High winds and rain-saturated soils can lead to damage to even the healthiest of trees. If you’re lucky, the storm removed the weakest limbs from your trees, and all you need to do now is prune and clean up debris.
If your tree suffered more than a little damage, you may need help. The Arbor Day Foundation has some excellent tree recovery tips.
Whatever you do, please don’t top your trees! There are much better ways to deal with damaged trees. Arborists and plant scientists agree that tree topping is bad tree management practice.
Topping is severely cutting and removing large branches in a mature tree. Trees cut back indiscriminately will respond by quickly growing multiple branch-like shoots that compete for dominance. The result is a bushy re-growth that will be the same size as the tree’s original height, but with weaker branches.
As shoots increase in weight, the branches of a topped tree become susceptible to breaking off during storms. They must be continually pruned to avoid potentially hazardous branch failures. Rather than creating a safer tree, topping can actually create a greater hazard.
The best answer is to consult a certified arborist for any tree care.
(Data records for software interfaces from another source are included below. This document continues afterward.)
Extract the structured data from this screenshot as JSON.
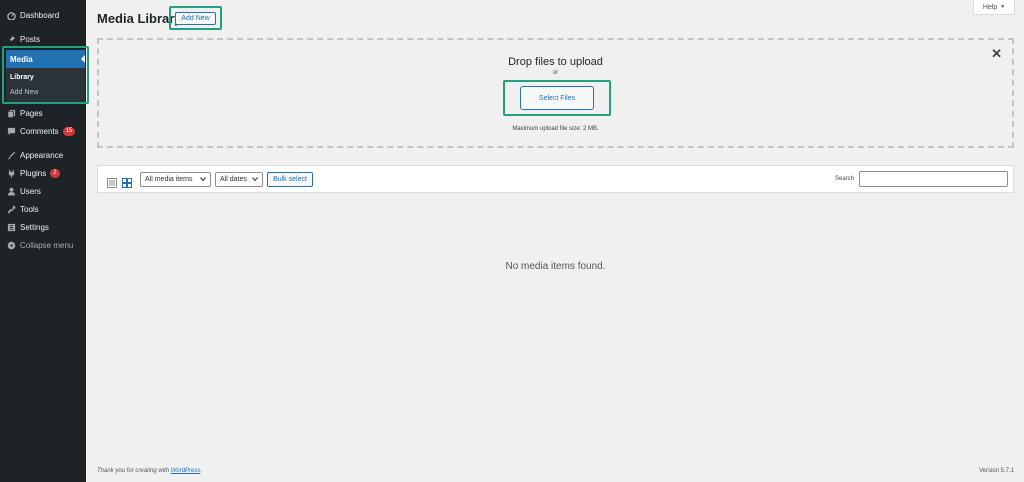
{
  "sidebar": {
    "items": [
      {
        "label": "Dashboard",
        "icon": "dashboard-icon"
      },
      {
        "label": "Posts",
        "icon": "pushpin-icon"
      },
      {
        "label": "Media",
        "icon": "media-icon"
      },
      {
        "label": "Pages",
        "icon": "pages-icon"
      },
      {
        "label": "Comments",
        "icon": "comments-icon",
        "badge": "15"
      },
      {
        "label": "Appearance",
        "icon": "brush-icon"
      },
      {
        "label": "Plugins",
        "icon": "plugin-icon",
        "badge": "2"
      },
      {
        "label": "Users",
        "icon": "user-icon"
      },
      {
        "label": "Tools",
        "icon": "wrench-icon"
      },
      {
        "label": "Settings",
        "icon": "settings-icon"
      },
      {
        "label": "Collapse menu",
        "icon": "collapse-icon"
      }
    ],
    "submenu": [
      "Library",
      "Add New"
    ]
  },
  "header": {
    "title": "Media Library",
    "add_new_label": "Add New",
    "help_label": "Help"
  },
  "uploader": {
    "drop_text": "Drop files to upload",
    "or_text": "or",
    "select_files_label": "Select Files",
    "max_size_text": "Maximum upload file size: 2 MB."
  },
  "toolbar": {
    "type_filter": "All media items",
    "date_filter": "All dates",
    "bulk_select_label": "Bulk select",
    "search_label": "Search",
    "search_value": ""
  },
  "main": {
    "empty_message": "No media items found."
  },
  "footer": {
    "thanks_prefix": "Thank you for creating with",
    "thanks_link": "WordPress",
    "thanks_suffix": ".",
    "version": "Version 5.7.1"
  },
  "colors": {
    "sidebar_bg": "#1d2327",
    "accent": "#2271b1",
    "highlight_border": "#21a17e",
    "badge": "#d63638"
  }
}
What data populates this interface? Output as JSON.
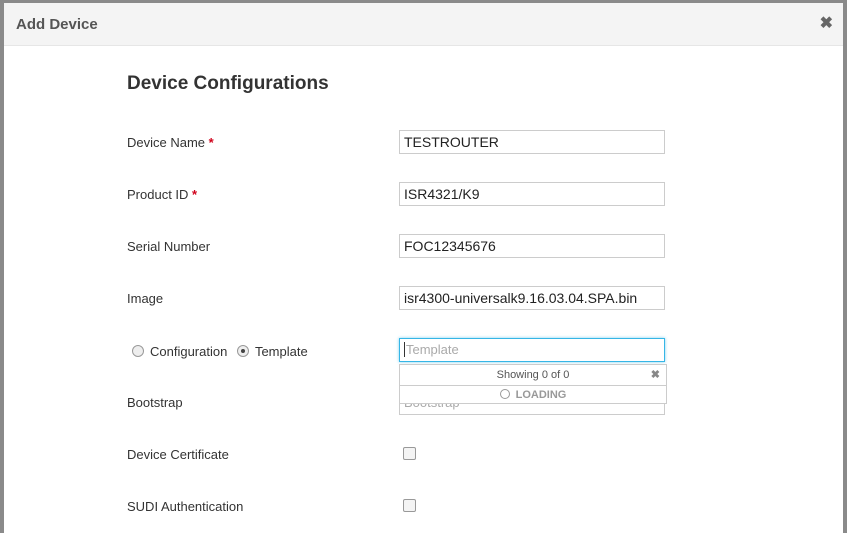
{
  "modal": {
    "title": "Add Device",
    "close_icon": "close-icon",
    "section_title": "Device Configurations",
    "fields": {
      "device_name": {
        "label": "Device Name",
        "required": "*",
        "value": "TESTROUTER"
      },
      "product_id": {
        "label": "Product ID",
        "required": "*",
        "value": "ISR4321/K9"
      },
      "serial_number": {
        "label": "Serial Number",
        "value": "FOC12345676"
      },
      "image": {
        "label": "Image",
        "value": "isr4300-universalk9.16.03.04.SPA.bin"
      },
      "config_type": {
        "option_configuration": "Configuration",
        "option_template": "Template",
        "selected": "Template"
      },
      "template": {
        "placeholder": "Template",
        "value": ""
      },
      "bootstrap": {
        "label": "Bootstrap",
        "placeholder": "Bootstrap"
      },
      "device_certificate": {
        "label": "Device Certificate",
        "checked": false
      },
      "sudi_authentication": {
        "label": "SUDI Authentication",
        "checked": false
      }
    },
    "dropdown": {
      "status": "Showing 0 of 0",
      "loading": "LOADING"
    }
  }
}
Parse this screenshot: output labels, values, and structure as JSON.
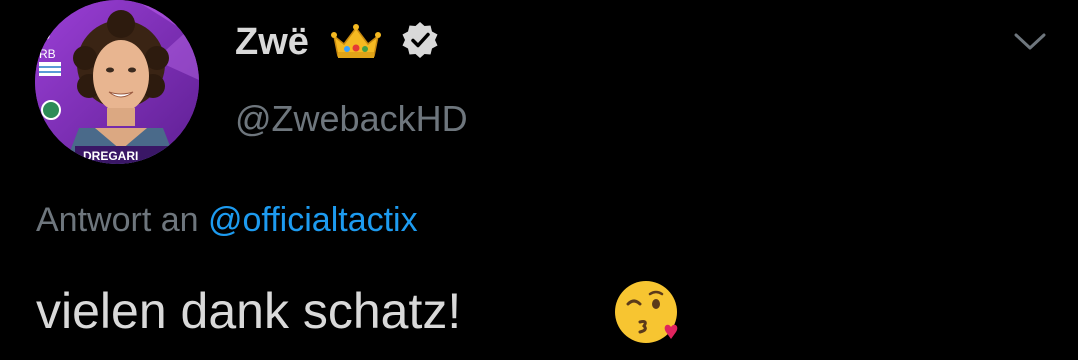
{
  "tweet": {
    "display_name": "Zwë",
    "name_emoji": "crown-icon",
    "verified_badge": "verified-icon",
    "handle": "@ZwebackHD",
    "menu_icon": "chevron-down-icon",
    "reply_prefix": "Antwort an",
    "reply_mention": "@officialtactix",
    "text": "vielen dank schatz!",
    "text_emoji": "face-blowing-a-kiss-icon",
    "avatar_text": {
      "top_left_line1": "J",
      "top_left_line2": "RB",
      "bottom_banner": "DREGARI"
    }
  },
  "colors": {
    "background": "#000000",
    "primary_text": "#d9d9d9",
    "secondary_text": "#6e767d",
    "mention": "#1d9bf0",
    "avatar_purple": "#7b2fb5"
  }
}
Certified arborists and other legitimate landscape professionals do not practice tree topping. If problems caused by a tree cannot be solved through acceptable management practices, the tree should be removed and replaced with a different tree or plant more appropriate for the site. (more…)